◆ EXERCISE DETAILS ◆
The expected result is the full set of records, copied precisely, with images dropped.

◆ SUPPLIED RECORDS ◆
######
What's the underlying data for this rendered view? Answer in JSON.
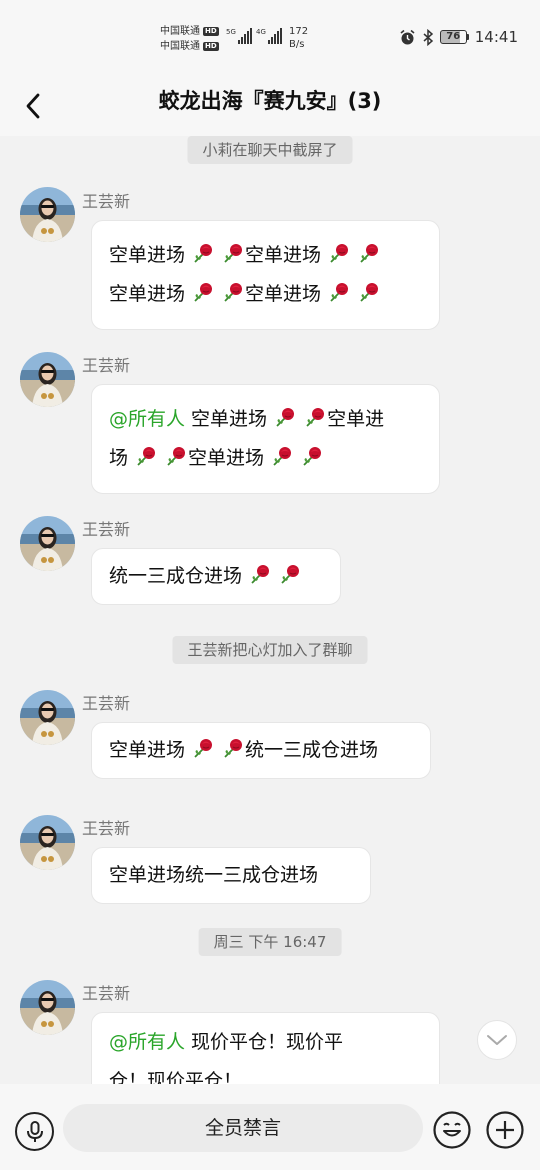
{
  "status_bar": {
    "carrier_1": "中国联通",
    "carrier_2": "中国联通",
    "hd_badge": "HD",
    "signal_1_label": "5G",
    "signal_2_label": "4G",
    "net_speed_value": "172",
    "net_speed_unit": "B/s",
    "battery_level": "76",
    "time": "14:41"
  },
  "nav": {
    "title": "蛟龙出海『赛九安』(3)"
  },
  "messages": {
    "notice_1": "小莉在聊天中截屏了",
    "msg_1": {
      "sender": "王芸新",
      "line_1": "空单进场",
      "line_1b": "空单进场",
      "line_2": "空单进场",
      "line_2b": "空单进场"
    },
    "msg_2": {
      "sender": "王芸新",
      "mention": "@所有人",
      "line_1": " 空单进场",
      "line_1b": "空单进",
      "line_2a": "场",
      "line_2b": "空单进场"
    },
    "msg_3": {
      "sender": "王芸新",
      "text": "统一三成仓进场"
    },
    "notice_2": "王芸新把心灯加入了群聊",
    "msg_4": {
      "sender": "王芸新",
      "text_a": "空单进场",
      "text_b": "统一三成仓进场"
    },
    "msg_5": {
      "sender": "王芸新",
      "text": "空单进场统一三成仓进场"
    },
    "timestamp": "周三 下午 16:47",
    "msg_6": {
      "sender": "王芸新",
      "mention": "@所有人",
      "line_1": " 现价平仓！现价平",
      "line_2": "仓！现价平仓！"
    }
  },
  "input_bar": {
    "mute_label": "全员禁言"
  },
  "colors": {
    "mention": "#2aa52a",
    "background": "#f2f2f2",
    "bubble": "#ffffff"
  }
}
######
◆ ANSWER TO THIS PROBLEM ◆
What's the underlying data for this rendered view? Answer in JSON.
{
  "status_bar": {
    "carrier_1": "中国联通",
    "carrier_2": "中国联通",
    "hd_badge": "HD",
    "signal_1_label": "5G",
    "signal_2_label": "4G",
    "net_speed_value": "172",
    "net_speed_unit": "B/s",
    "battery_level": "76",
    "time": "14:41"
  },
  "nav": {
    "title": "蛟龙出海『赛九安』(3)"
  },
  "messages": {
    "notice_1": "小莉在聊天中截屏了",
    "msg_1": {
      "sender": "王芸新",
      "line_1": "空单进场",
      "line_1b": "空单进场",
      "line_2": "空单进场",
      "line_2b": "空单进场"
    },
    "msg_2": {
      "sender": "王芸新",
      "mention": "@所有人",
      "line_1": " 空单进场",
      "line_1b": "空单进",
      "line_2a": "场",
      "line_2b": "空单进场"
    },
    "msg_3": {
      "sender": "王芸新",
      "text": "统一三成仓进场"
    },
    "notice_2": "王芸新把心灯加入了群聊",
    "msg_4": {
      "sender": "王芸新",
      "text_a": "空单进场",
      "text_b": "统一三成仓进场"
    },
    "msg_5": {
      "sender": "王芸新",
      "text": "空单进场统一三成仓进场"
    },
    "timestamp": "周三 下午 16:47",
    "msg_6": {
      "sender": "王芸新",
      "mention": "@所有人",
      "line_1": " 现价平仓！现价平",
      "line_2": "仓！现价平仓！"
    }
  },
  "input_bar": {
    "mute_label": "全员禁言"
  },
  "colors": {
    "mention": "#2aa52a",
    "background": "#f2f2f2",
    "bubble": "#ffffff"
  }
}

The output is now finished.